The REST Architectural Constraints
The REST architectural paradigm defines a few best practices, also known as constraints, discussed below:
In a RESTful architecture, the server and the client are clearly isolated from each other. While the server doesn’t know the user interface, the client doesn’t know the application’s business logic or how the application persists data. You can change the server and the client independent of one another.
The foundation of REST architecture is the stateless HTTP protocol. In a REST-based architecture, clients and servers should communicate with each other in a stateless way. Most importantly, state information can only be managed at the client, not at the server. In other words, each request is isolated and disconnected in REST architecture, and no client information is preserved between requests.
Caching is a proven technique that can enhance the scalability and performance of an application. A RESTful architecture should allow the clients to cache data. For managing cache efficiently, the architecture should enable you to decide whether to use response caching.
Code on Demand
In a typical REST architecture, a server sends back static representations of resources. This response is usually sent in the form of JSON or XML. However, if needed, a server can send executable code as well.
REST provides a standard, uniform interface that is fundamental to the design of a RESTful service. This interface between a client and a server restricts the operations that can be performed on the server using standard HTTP verbs that include GET, POST, PUT and DELETE.
The REST architectural style enables building an architecture composed of multiple layers of servers where you deploy the API on one server and store data on another.
What is a RESTful Service?
A RESTful Web Service or a RESTful Service or a RESTful API is a platform and language independent service that adheres to REST-based architecture constraints. It comprises a collection of resources that contain a basic URI for accessing the service, a MIME type (i.e., JSON or XML), and a set of pre-defined actions such as HTTP GET, HTTP POST, HTTP PUT, HTTP PATCH or HTTP DELETE). However, unlike web services, there is no standard defined for RESTful services. REST is an architectural style – not a set of standards.
Figure 1 below illustrates how a RESTful API interacts with clients or consumers to perform read, add and edit operations against a database.
The following are the supported data formats in a RESTful API:
Resources in REST-based Architectures

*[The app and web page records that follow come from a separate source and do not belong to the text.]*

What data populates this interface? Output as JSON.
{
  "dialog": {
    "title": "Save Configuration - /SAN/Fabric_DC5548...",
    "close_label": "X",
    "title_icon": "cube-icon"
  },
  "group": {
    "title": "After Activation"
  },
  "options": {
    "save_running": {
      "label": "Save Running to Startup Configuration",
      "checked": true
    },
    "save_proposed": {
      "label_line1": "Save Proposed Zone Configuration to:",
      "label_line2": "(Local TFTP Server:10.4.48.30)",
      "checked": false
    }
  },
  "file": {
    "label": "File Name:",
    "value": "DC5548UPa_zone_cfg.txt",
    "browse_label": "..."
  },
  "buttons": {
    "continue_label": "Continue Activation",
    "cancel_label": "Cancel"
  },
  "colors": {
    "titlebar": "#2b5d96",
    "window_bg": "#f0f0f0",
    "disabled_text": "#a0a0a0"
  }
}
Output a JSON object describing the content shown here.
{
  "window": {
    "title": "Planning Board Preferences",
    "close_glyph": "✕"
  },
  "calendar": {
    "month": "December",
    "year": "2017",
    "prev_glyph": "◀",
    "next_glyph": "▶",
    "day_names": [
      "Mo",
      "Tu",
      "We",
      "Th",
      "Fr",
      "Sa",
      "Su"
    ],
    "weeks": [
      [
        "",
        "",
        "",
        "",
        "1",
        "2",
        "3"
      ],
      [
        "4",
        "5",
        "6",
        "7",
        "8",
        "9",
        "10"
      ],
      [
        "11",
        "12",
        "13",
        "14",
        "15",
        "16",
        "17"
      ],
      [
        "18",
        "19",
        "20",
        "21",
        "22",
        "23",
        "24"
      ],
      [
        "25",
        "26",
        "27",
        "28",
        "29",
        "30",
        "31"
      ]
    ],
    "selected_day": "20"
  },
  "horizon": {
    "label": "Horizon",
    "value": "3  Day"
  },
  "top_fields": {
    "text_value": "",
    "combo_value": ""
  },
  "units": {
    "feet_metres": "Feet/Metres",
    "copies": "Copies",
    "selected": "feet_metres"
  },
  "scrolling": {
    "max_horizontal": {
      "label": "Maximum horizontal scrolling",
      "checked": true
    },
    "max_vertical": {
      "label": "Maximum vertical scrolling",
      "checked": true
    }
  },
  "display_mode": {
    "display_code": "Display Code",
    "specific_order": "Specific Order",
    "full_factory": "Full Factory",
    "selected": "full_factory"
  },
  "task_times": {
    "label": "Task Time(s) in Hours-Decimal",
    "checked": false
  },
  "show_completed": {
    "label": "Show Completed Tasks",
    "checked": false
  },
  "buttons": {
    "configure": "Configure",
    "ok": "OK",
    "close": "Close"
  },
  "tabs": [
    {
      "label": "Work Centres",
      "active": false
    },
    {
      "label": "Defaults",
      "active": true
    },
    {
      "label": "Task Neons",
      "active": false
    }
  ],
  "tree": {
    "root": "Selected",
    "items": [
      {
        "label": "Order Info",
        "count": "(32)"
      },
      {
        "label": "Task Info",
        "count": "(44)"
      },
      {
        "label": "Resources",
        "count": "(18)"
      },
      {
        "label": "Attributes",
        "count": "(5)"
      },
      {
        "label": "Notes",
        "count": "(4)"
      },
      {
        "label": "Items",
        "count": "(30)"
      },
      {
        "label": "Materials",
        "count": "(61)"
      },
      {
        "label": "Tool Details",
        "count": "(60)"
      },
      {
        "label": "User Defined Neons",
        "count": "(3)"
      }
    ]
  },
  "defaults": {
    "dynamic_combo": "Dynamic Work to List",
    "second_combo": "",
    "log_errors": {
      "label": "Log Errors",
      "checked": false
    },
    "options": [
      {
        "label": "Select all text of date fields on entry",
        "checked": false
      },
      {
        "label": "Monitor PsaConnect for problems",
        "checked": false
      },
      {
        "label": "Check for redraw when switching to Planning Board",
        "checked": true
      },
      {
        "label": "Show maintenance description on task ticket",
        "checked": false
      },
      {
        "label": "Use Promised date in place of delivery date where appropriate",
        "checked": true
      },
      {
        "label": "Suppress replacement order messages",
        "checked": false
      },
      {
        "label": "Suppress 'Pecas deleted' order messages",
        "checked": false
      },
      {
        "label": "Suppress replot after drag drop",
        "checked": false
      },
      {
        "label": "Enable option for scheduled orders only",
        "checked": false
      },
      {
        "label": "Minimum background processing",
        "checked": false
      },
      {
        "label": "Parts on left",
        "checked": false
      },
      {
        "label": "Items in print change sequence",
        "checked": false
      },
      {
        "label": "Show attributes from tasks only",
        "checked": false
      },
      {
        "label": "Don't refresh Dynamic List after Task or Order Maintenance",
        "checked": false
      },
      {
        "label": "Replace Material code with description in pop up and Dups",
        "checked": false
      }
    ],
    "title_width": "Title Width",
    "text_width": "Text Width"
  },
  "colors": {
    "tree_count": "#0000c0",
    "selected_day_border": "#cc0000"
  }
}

REST is an architectural paradigm used to describe how data is displayed, accessed, and changed over the Web. RESTful web services are stateless because of the stateless nature of the HTTP protocol on which these services are typically executed. RESTful web services perform CRUD operations using the stateless HTTP protocol and the HTTP operations such as GET, PUT, POST, and DELETE. REST is adept at doing anything that SOAP and XML-RPC can accomplish.
A resource is the most crucial concept in REST, and it is identified using unique URIs. Resources are represented in digital format such as HTML, XML, JSON, RSS, etc. Typically, resources represent state and functionality in a REST-based architecture and are identified using logical Uniform Resource Locators (URLs). You can read a previous article to know more on resources and resource-oriented architectures.
Summary of REST and REST Services
The REST architectural paradigm was coined by Dr. Roy Fielding in his 2000 doctorate dissertation. It has quickly become popular worldwide in building and architecting applications that connect via HTTP. It received broad acceptance worldwide instead of SOAP and WSDL-based Internet services thanks to their simplicity. RESTful web services have become widely popular primarily because of its support for enhanced scalability and performance.